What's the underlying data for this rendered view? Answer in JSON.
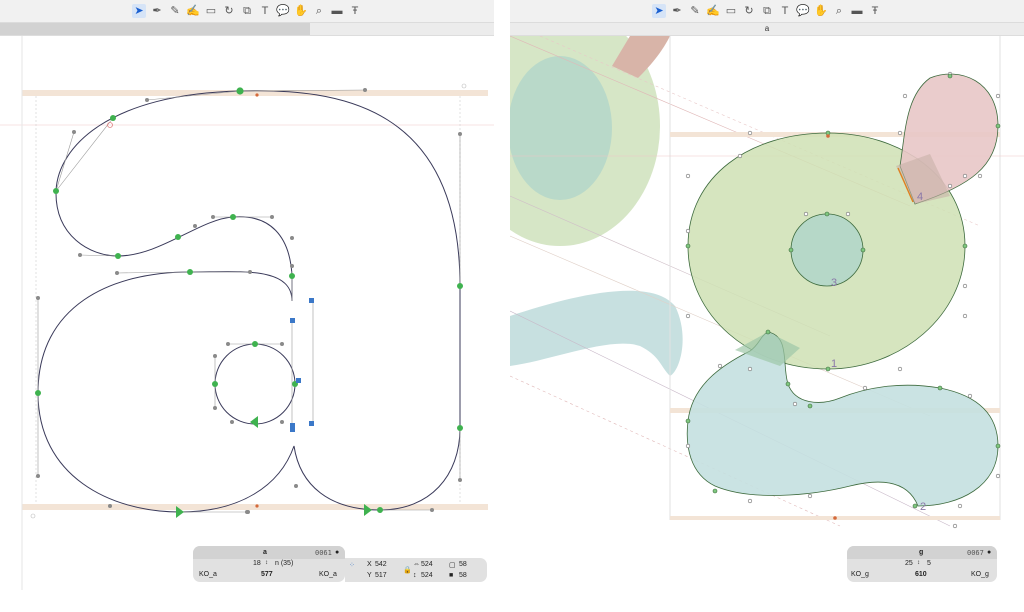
{
  "left": {
    "tab_label": "",
    "glyph_name": "a",
    "glyph_code": "0061",
    "line2_left": "18",
    "line2_right": "n (35)",
    "lsb_name": "KO_a",
    "width": "577",
    "rsb_name": "KO_a",
    "x_value": "542",
    "y_value": "517",
    "w_value": "524",
    "h_value": "524",
    "extra_top": "58",
    "extra_bottom": "58"
  },
  "right": {
    "tab_label": "a",
    "glyph_name": "g",
    "glyph_code": "0067",
    "line2_left": "25",
    "line2_right": "5",
    "lsb_name": "KO_g",
    "width": "610",
    "rsb_name": "KO_g",
    "labels": [
      "1",
      "2",
      "3",
      "4"
    ]
  },
  "colors": {
    "node_green": "#3fb24f",
    "handle_blue": "#3b78c8",
    "outline": "#3a3a5a",
    "fill_green": "#cfe0b4",
    "fill_teal": "#bfdfe0",
    "fill_pink": "#e8c7c7",
    "metric_band": "#f3e4d6"
  },
  "icons": [
    "pointer-icon",
    "pen-icon",
    "pencil-icon",
    "brush-icon",
    "rectangle-icon",
    "rotate-icon",
    "knife-icon",
    "text-icon",
    "annotation-icon",
    "hand-icon",
    "zoom-icon",
    "measure-icon",
    "type-icon"
  ]
}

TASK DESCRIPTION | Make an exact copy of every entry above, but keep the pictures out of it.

THE COMPLETED TASK |
What's the underlying data for this rendered view? Answer in JSON.
{
  "left": {
    "tab_label": "",
    "glyph_name": "a",
    "glyph_code": "0061",
    "line2_left": "18",
    "line2_right": "n (35)",
    "lsb_name": "KO_a",
    "width": "577",
    "rsb_name": "KO_a",
    "x_value": "542",
    "y_value": "517",
    "w_value": "524",
    "h_value": "524",
    "extra_top": "58",
    "extra_bottom": "58"
  },
  "right": {
    "tab_label": "a",
    "glyph_name": "g",
    "glyph_code": "0067",
    "line2_left": "25",
    "line2_right": "5",
    "lsb_name": "KO_g",
    "width": "610",
    "rsb_name": "KO_g",
    "labels": [
      "1",
      "2",
      "3",
      "4"
    ]
  },
  "colors": {
    "node_green": "#3fb24f",
    "handle_blue": "#3b78c8",
    "outline": "#3a3a5a",
    "fill_green": "#cfe0b4",
    "fill_teal": "#bfdfe0",
    "fill_pink": "#e8c7c7",
    "metric_band": "#f3e4d6"
  },
  "icons": [
    "pointer-icon",
    "pen-icon",
    "pencil-icon",
    "brush-icon",
    "rectangle-icon",
    "rotate-icon",
    "knife-icon",
    "text-icon",
    "annotation-icon",
    "hand-icon",
    "zoom-icon",
    "measure-icon",
    "type-icon"
  ]
}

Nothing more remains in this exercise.